The task:
Emit the line that holds "Parse this screenshot: output" and all lines following it through the end of the data, verbatim, and nothing else.

Given records:
§ §
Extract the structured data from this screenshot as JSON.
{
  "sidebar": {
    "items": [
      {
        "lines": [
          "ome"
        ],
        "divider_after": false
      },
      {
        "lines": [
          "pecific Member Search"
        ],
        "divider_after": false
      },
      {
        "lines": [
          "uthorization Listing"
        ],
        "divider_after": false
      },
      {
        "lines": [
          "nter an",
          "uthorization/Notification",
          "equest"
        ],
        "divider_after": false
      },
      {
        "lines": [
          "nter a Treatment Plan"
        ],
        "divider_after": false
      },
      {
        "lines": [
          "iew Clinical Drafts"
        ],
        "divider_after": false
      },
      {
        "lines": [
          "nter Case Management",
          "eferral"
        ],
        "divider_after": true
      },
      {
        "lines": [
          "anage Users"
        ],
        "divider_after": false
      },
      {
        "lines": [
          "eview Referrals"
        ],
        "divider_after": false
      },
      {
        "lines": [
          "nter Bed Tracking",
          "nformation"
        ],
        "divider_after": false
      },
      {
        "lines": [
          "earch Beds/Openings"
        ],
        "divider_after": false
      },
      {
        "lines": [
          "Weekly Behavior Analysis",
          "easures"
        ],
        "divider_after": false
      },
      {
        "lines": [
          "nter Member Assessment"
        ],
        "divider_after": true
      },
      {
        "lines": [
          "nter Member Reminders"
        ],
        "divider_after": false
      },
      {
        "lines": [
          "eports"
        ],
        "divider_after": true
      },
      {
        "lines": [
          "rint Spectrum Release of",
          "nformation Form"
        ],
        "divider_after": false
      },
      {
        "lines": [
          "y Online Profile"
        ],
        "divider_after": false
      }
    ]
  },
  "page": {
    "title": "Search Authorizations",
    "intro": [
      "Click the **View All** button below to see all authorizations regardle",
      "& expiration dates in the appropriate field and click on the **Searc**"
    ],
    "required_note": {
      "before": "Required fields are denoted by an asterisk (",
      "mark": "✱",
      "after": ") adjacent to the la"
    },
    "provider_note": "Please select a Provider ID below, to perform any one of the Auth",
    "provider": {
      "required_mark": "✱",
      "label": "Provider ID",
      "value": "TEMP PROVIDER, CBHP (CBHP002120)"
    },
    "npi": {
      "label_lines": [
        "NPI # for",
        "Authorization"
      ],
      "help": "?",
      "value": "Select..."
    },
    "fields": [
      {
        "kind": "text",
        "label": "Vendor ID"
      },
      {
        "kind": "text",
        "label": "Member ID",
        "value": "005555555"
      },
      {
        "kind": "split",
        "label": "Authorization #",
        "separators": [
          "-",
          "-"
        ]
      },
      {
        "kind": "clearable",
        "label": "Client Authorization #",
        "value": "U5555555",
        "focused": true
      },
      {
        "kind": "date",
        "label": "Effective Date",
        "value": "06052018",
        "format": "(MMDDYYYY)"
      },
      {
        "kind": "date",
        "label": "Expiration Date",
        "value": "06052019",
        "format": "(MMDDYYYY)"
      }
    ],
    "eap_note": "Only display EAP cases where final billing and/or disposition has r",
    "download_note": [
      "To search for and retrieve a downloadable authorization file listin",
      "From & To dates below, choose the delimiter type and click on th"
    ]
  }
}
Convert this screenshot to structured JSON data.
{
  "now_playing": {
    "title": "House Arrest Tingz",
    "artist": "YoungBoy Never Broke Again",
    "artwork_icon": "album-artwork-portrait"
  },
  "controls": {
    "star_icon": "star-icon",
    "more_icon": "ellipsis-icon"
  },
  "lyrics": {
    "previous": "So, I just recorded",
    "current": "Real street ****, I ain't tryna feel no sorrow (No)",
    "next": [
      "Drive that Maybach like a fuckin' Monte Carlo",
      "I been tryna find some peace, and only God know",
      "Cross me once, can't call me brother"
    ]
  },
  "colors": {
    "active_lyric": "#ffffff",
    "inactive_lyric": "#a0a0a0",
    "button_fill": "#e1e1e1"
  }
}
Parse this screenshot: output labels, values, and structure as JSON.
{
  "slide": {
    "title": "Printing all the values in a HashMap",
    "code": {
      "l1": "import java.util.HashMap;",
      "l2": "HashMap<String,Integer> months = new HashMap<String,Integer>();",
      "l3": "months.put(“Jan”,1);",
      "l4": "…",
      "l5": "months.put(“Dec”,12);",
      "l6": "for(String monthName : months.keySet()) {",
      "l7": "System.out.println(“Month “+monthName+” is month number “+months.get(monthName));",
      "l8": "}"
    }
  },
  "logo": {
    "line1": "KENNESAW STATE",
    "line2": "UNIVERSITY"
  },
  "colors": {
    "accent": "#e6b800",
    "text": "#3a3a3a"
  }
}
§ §
Expected answer:
Parse this screenshot: output labels, values, and structure as JSON.
{
  "slide": {
    "title": "Printing all the values in a HashMap",
    "code": {
      "l1": "import java.util.HashMap;",
      "l2": "HashMap<String,Integer> months = new HashMap<String,Integer>();",
      "l3": "months.put(“Jan”,1);",
      "l4": "…",
      "l5": "months.put(“Dec”,12);",
      "l6": "for(String monthName : months.keySet()) {",
      "l7": "System.out.println(“Month “+monthName+” is month number “+months.get(monthName));",
      "l8": "}"
    }
  },
  "logo": {
    "line1": "KENNESAW STATE",
    "line2": "UNIVERSITY"
  },
  "colors": {
    "accent": "#e6b800",
    "text": "#3a3a3a"
  }
}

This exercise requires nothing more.